Be alive. Do something.
Continuously pause and assess.
Be the hope God calls you to be.

If you feel that God calls you to carry out the vision of hope as a vowed religious Sister, please contact us here.

Posted in God Calling?, Vocations Blog

Show Me The Way!

Blog by Sr. June Fitzgerald, OP

Laughter echoed in the front hallways of the Akron Motherhouse as five women came from across the country gathered in person for our Come & See retreat this past weekend.  (A sixth woman attended the retreat in person at our St. Catharine, Kentucky Motherhouse.)  What joy to see their faces!  (Albeit masked faces.) This, our first in person retreat in two years took extra effort on the part of retreatants, Ministry of Welcome – Vocations team and the Sisters & staff in our Motherhouses, but it was certainly worth it to be together “in real life.”  With strict COVID protocols in place, including testing, masking, and maintaining appropriate physical distance from each other – we were able to have a blessed retreat.

The four pillars of Dominican Spirituality formed the framework for the presentations, which were conducted, in person and via Zoom.  Sr. Linda Lee Jackson shared about the Pillar of Prayer and how the Nine Ways of Prayer of St. Dominic can be practiced today from a more wholistic, incarnational approach to spirituality.  Sisters Maura Bartel and Ana Gonzalez explored the Pillar of Study in their lives as Dominican Sisters of Peace.  Sister Joanne Caniglia shared her deep love of the wide Dominican mission of service and of how God has called her to use her gifts as a teacher and professor for almost 40 years.  Rounding out the pillars, Sisters Annie Killian and Mary Vuong shared about their experience of Community.  They highlighted how they discerned and chose to establish a new local community in South Bend, Indiana as a response to one Sister’s new ministry in the area.  All in all, there was a deep sense of connection, love, support, and encouragement.  Questions flowed during the sessions and in between times at meals and informal sharing.

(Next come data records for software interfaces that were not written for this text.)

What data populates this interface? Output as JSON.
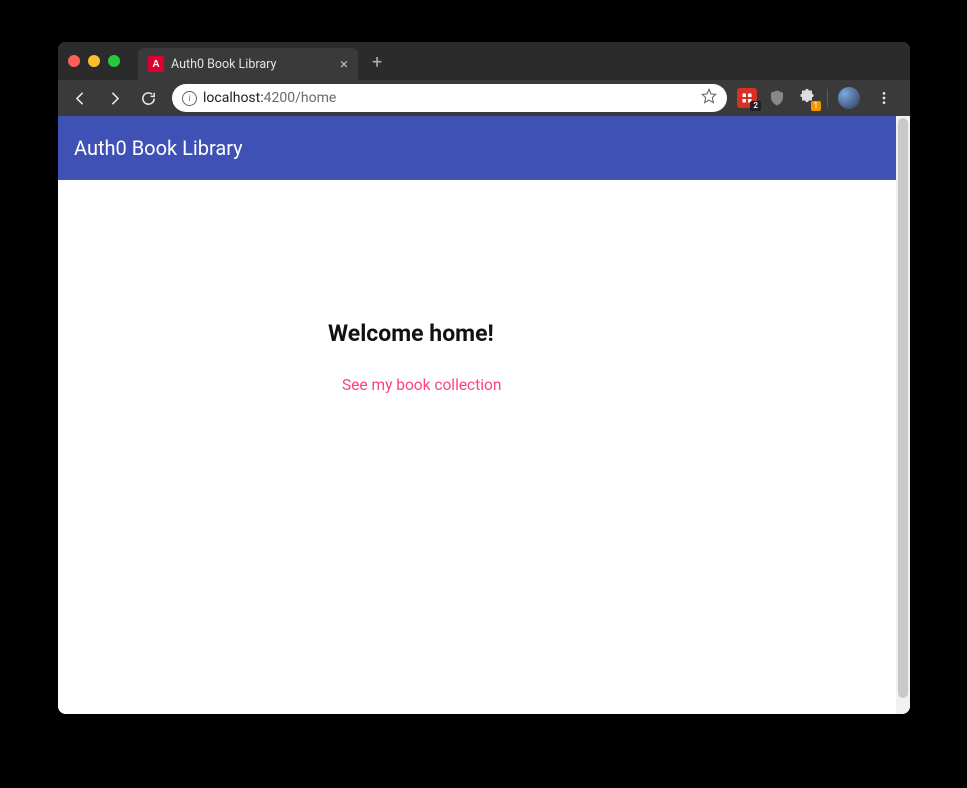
{
  "browser": {
    "tab_title": "Auth0 Book Library",
    "favicon_letter": "A",
    "url_host": "localhost:",
    "url_port_path": "4200/home",
    "extensions": {
      "item1_badge": "2",
      "item3_badge": "1"
    }
  },
  "page": {
    "header_title": "Auth0 Book Library",
    "welcome_heading": "Welcome home!",
    "collection_link": "See my book collection"
  }
}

This retreat was truly a hybrid retreat in that we had five women in person at the Akron, Ohio Motherhouse and one woman retreating with the community at the St. Catherine, Kentucky Motherhouse.  In both places, the retreatants were able to enjoy the beauty of the motherhouse grounds, open areas, farm animals, chapels, community rooms and heritage exhibits.  Woven within it all was time for both communal and personal prayer.  Capping off the evening on Saturday was a social with our sisters in formation who zoomed in from Indiana, Illinois, Connecticut, Louisiana, and Ohio to share with the discerning women.

From the opening prayer on Friday evening as we sang the Salve until we closed the retreat with a rousing rendition of the Dominican Blessing by James Marchionda, OP, we felt the prayers and support of all of our Sisters.  It indeed takes an entire Congregation to conduct a Come & See retreat.  We are grateful to all who made it possible in Akron, St. Catharine’s, and beyond.  Our locations might have been more than 300 miles apart, but the distance was made much shorter by the Spirit of God uniting us in a common quest – to discover God’s plan and path for our lives.

We closed with the words to the Dominican Blessing:

May God Creator Bless us,
May God Redeemer Heal us,
and
May God the Holy Spirit fill us with light. 

Posted in God Calling?, Vocations Blog